## Problem details:
Each record that follows is to be reproduced character for character, pictures excepted.
══ Data for the task ══
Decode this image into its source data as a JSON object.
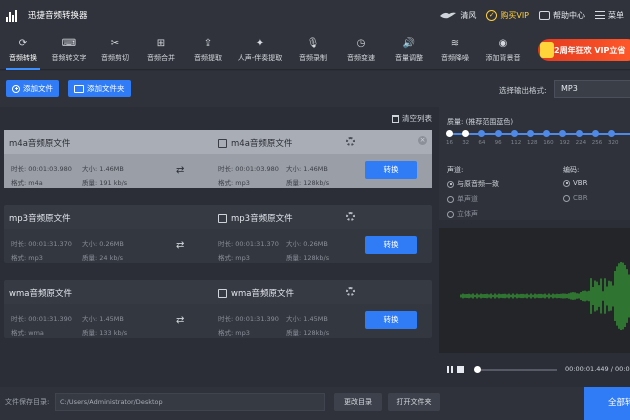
{
  "app": {
    "title": "迅捷音频转换器"
  },
  "titlebar": {
    "items": [
      {
        "label": "清风",
        "icon": "bird-icon"
      },
      {
        "label": "购买VIP",
        "icon": "vip-icon"
      },
      {
        "label": "帮助中心",
        "icon": "help-icon"
      },
      {
        "label": "菜单",
        "icon": "menu-icon"
      }
    ]
  },
  "tools": [
    {
      "label": "音频转换",
      "icon": "convert-icon",
      "glyph": "⟳",
      "active": true
    },
    {
      "label": "音频转文字",
      "icon": "speech-to-text-icon",
      "glyph": "⌨"
    },
    {
      "label": "音频剪切",
      "icon": "scissors-icon",
      "glyph": "✂"
    },
    {
      "label": "音频合并",
      "icon": "merge-icon",
      "glyph": "⊞"
    },
    {
      "label": "音频提取",
      "icon": "extract-icon",
      "glyph": "⇪"
    },
    {
      "label": "人声-伴奏提取",
      "icon": "vocal-extract-icon",
      "glyph": "✦"
    },
    {
      "label": "音频录制",
      "icon": "microphone-icon",
      "glyph": "🎙"
    },
    {
      "label": "音频变速",
      "icon": "speed-icon",
      "glyph": "◷"
    },
    {
      "label": "音量调整",
      "icon": "volume-icon",
      "glyph": "🔊"
    },
    {
      "label": "音频降噪",
      "icon": "denoise-icon",
      "glyph": "≋"
    },
    {
      "label": "添加背景音",
      "icon": "background-music-icon",
      "glyph": "◉"
    }
  ],
  "promo": {
    "label": "2周年狂欢 VIP立省"
  },
  "actions": {
    "add_file": "添加文件",
    "add_folder": "添加文件夹",
    "format_label": "选择输出格式:",
    "format_value": "MP3",
    "clear_list": "清空列表"
  },
  "files": [
    {
      "name": "m4a音频原文件",
      "output_name": "m4a音频原文件",
      "src_duration": "时长: 00:01:03.980",
      "src_size": "大小: 1.46MB",
      "src_format": "格式: m4a",
      "src_quality": "质量: 191 kb/s",
      "out_duration": "时长: 00:01:03.980",
      "out_size": "大小: 1.46MB",
      "out_format": "格式: mp3",
      "out_quality": "质量: 128kb/s",
      "convert": "转换",
      "selected": true
    },
    {
      "name": "mp3音频原文件",
      "output_name": "mp3音频原文件",
      "src_duration": "时长: 00:01:31.370",
      "src_size": "大小: 0.26MB",
      "src_format": "格式: mp3",
      "src_quality": "质量: 24 kb/s",
      "out_duration": "时长: 00:01:31.370",
      "out_size": "大小: 0.26MB",
      "out_format": "格式: mp3",
      "out_quality": "质量: 128kb/s",
      "convert": "转换",
      "selected": false
    },
    {
      "name": "wma音频原文件",
      "output_name": "wma音频原文件",
      "src_duration": "时长: 00:01:31.390",
      "src_size": "大小: 1.45MB",
      "src_format": "格式: wma",
      "src_quality": "质量: 133 kb/s",
      "out_duration": "时长: 00:01:31.390",
      "out_size": "大小: 1.45MB",
      "out_format": "格式: mp3",
      "out_quality": "质量: 128kb/s",
      "convert": "转换",
      "selected": false
    }
  ],
  "settings": {
    "quality_label": "质量: (推荐范围蓝色)",
    "quality_ticks": [
      "16",
      "32",
      "64",
      "96",
      "112",
      "128",
      "160",
      "192",
      "224",
      "256",
      "320"
    ],
    "quality_selected": "128",
    "channel_label": "声道:",
    "channel_options": [
      "与原音频一致",
      "单声道",
      "立体声"
    ],
    "channel_selected": "与原音频一致",
    "encoding_label": "编码:",
    "encoding_options": [
      "VBR",
      "CBR"
    ],
    "encoding_selected": "VBR"
  },
  "player": {
    "time": "00:00:01.449 / 00:01:0"
  },
  "bottom": {
    "save_label": "文件保存目录:",
    "save_path": "C:/Users/Administrator/Desktop",
    "change_dir": "更改目录",
    "open_folder": "打开文件夹",
    "convert_all": "全部转换"
  },
  "colors": {
    "accent": "#2f7cf6",
    "promo": "#e43a1f",
    "vip": "#ffcf3a",
    "wave": "#3ec23a"
  }
}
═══
## Output of the task:
Decode this image into its source data as a JSON object.
{
  "app": {
    "title": "迅捷音频转换器"
  },
  "titlebar": {
    "items": [
      {
        "label": "清风",
        "icon": "bird-icon"
      },
      {
        "label": "购买VIP",
        "icon": "vip-icon"
      },
      {
        "label": "帮助中心",
        "icon": "help-icon"
      },
      {
        "label": "菜单",
        "icon": "menu-icon"
      }
    ]
  },
  "tools": [
    {
      "label": "音频转换",
      "icon": "convert-icon",
      "glyph": "⟳",
      "active": true
    },
    {
      "label": "音频转文字",
      "icon": "speech-to-text-icon",
      "glyph": "⌨"
    },
    {
      "label": "音频剪切",
      "icon": "scissors-icon",
      "glyph": "✂"
    },
    {
      "label": "音频合并",
      "icon": "merge-icon",
      "glyph": "⊞"
    },
    {
      "label": "音频提取",
      "icon": "extract-icon",
      "glyph": "⇪"
    },
    {
      "label": "人声-伴奏提取",
      "icon": "vocal-extract-icon",
      "glyph": "✦"
    },
    {
      "label": "音频录制",
      "icon": "microphone-icon",
      "glyph": "🎙"
    },
    {
      "label": "音频变速",
      "icon": "speed-icon",
      "glyph": "◷"
    },
    {
      "label": "音量调整",
      "icon": "volume-icon",
      "glyph": "🔊"
    },
    {
      "label": "音频降噪",
      "icon": "denoise-icon",
      "glyph": "≋"
    },
    {
      "label": "添加背景音",
      "icon": "background-music-icon",
      "glyph": "◉"
    }
  ],
  "promo": {
    "label": "2周年狂欢 VIP立省"
  },
  "actions": {
    "add_file": "添加文件",
    "add_folder": "添加文件夹",
    "format_label": "选择输出格式:",
    "format_value": "MP3",
    "clear_list": "清空列表"
  },
  "files": [
    {
      "name": "m4a音频原文件",
      "output_name": "m4a音频原文件",
      "src_duration": "时长: 00:01:03.980",
      "src_size": "大小: 1.46MB",
      "src_format": "格式: m4a",
      "src_quality": "质量: 191 kb/s",
      "out_duration": "时长: 00:01:03.980",
      "out_size": "大小: 1.46MB",
      "out_format": "格式: mp3",
      "out_quality": "质量: 128kb/s",
      "convert": "转换",
      "selected": true
    },
    {
      "name": "mp3音频原文件",
      "output_name": "mp3音频原文件",
      "src_duration": "时长: 00:01:31.370",
      "src_size": "大小: 0.26MB",
      "src_format": "格式: mp3",
      "src_quality": "质量: 24 kb/s",
      "out_duration": "时长: 00:01:31.370",
      "out_size": "大小: 0.26MB",
      "out_format": "格式: mp3",
      "out_quality": "质量: 128kb/s",
      "convert": "转换",
      "selected": false
    },
    {
      "name": "wma音频原文件",
      "output_name": "wma音频原文件",
      "src_duration": "时长: 00:01:31.390",
      "src_size": "大小: 1.45MB",
      "src_format": "格式: wma",
      "src_quality": "质量: 133 kb/s",
      "out_duration": "时长: 00:01:31.390",
      "out_size": "大小: 1.45MB",
      "out_format": "格式: mp3",
      "out_quality": "质量: 128kb/s",
      "convert": "转换",
      "selected": false
    }
  ],
  "settings": {
    "quality_label": "质量: (推荐范围蓝色)",
    "quality_ticks": [
      "16",
      "32",
      "64",
      "96",
      "112",
      "128",
      "160",
      "192",
      "224",
      "256",
      "320"
    ],
    "quality_selected": "128",
    "channel_label": "声道:",
    "channel_options": [
      "与原音频一致",
      "单声道",
      "立体声"
    ],
    "channel_selected": "与原音频一致",
    "encoding_label": "编码:",
    "encoding_options": [
      "VBR",
      "CBR"
    ],
    "encoding_selected": "VBR"
  },
  "player": {
    "time": "00:00:01.449 / 00:01:0"
  },
  "bottom": {
    "save_label": "文件保存目录:",
    "save_path": "C:/Users/Administrator/Desktop",
    "change_dir": "更改目录",
    "open_folder": "打开文件夹",
    "convert_all": "全部转换"
  },
  "colors": {
    "accent": "#2f7cf6",
    "promo": "#e43a1f",
    "vip": "#ffcf3a",
    "wave": "#3ec23a"
  }
}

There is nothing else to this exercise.